In particular, getting in touch with the body’s need to move and stretch and breath encourages us to engage it more often. It feels good. And we can be fit and feel good, even at a weight that you might think is too high for you. And when we exercise we boost our metabolism and are more likely to maintain our weight. Read more about research in this are conducted by Dr. Thomas at the University of Missouri–very enlightening and worth a read. http://mizzoumag.missouri.edu/2012-Summer/features/survival-of-the-unfit/index.php
The down low is that, once again, we are hearing good evidence about why we need to get more physically active. We were designed to be more active than we are today. We, as a culture, have sat down and we forgot to get up.
We sit at our office desks for 8 hours a day, sometimes without even getting up to get water to drink or to eat lunch. We sit in front of the TV at night or in front of the computer again.. and often both at the same time. Right? We forget that we have bodies that need to move and stretch and breath.
Summer is a great time to get the body moving and start good habits that can take you into colder weather in the fall and winter. The absolutely easiest way I get in more movement is to walk more. If you don’t have a good pair of walking/running shoes, that is about the best investment you can make. Every day, find time to take at least a 30 minute walk. You can do it first thing in the morning (this would never work for me but I know lots of people that do), at noon, after work before you have to fix dinner, or after dinner before you plop down in the easy chair.

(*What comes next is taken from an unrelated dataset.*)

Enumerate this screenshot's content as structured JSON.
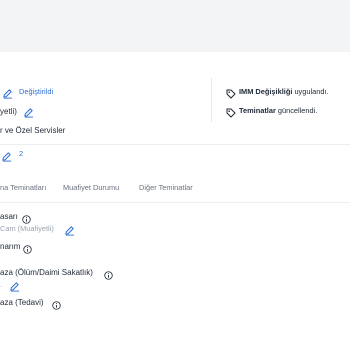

Although I think it is great to walk by myself at least once a week. Whenever possible, find a friend or family member to walk with me. It not only makes my body feel good but it supports my relationships with others. Lastly, be grateful for the body that you have TODAY, no matter what shape it’s in. When you’re grateful for your body, you are more likely to treat it as a friend and talk it for a walk.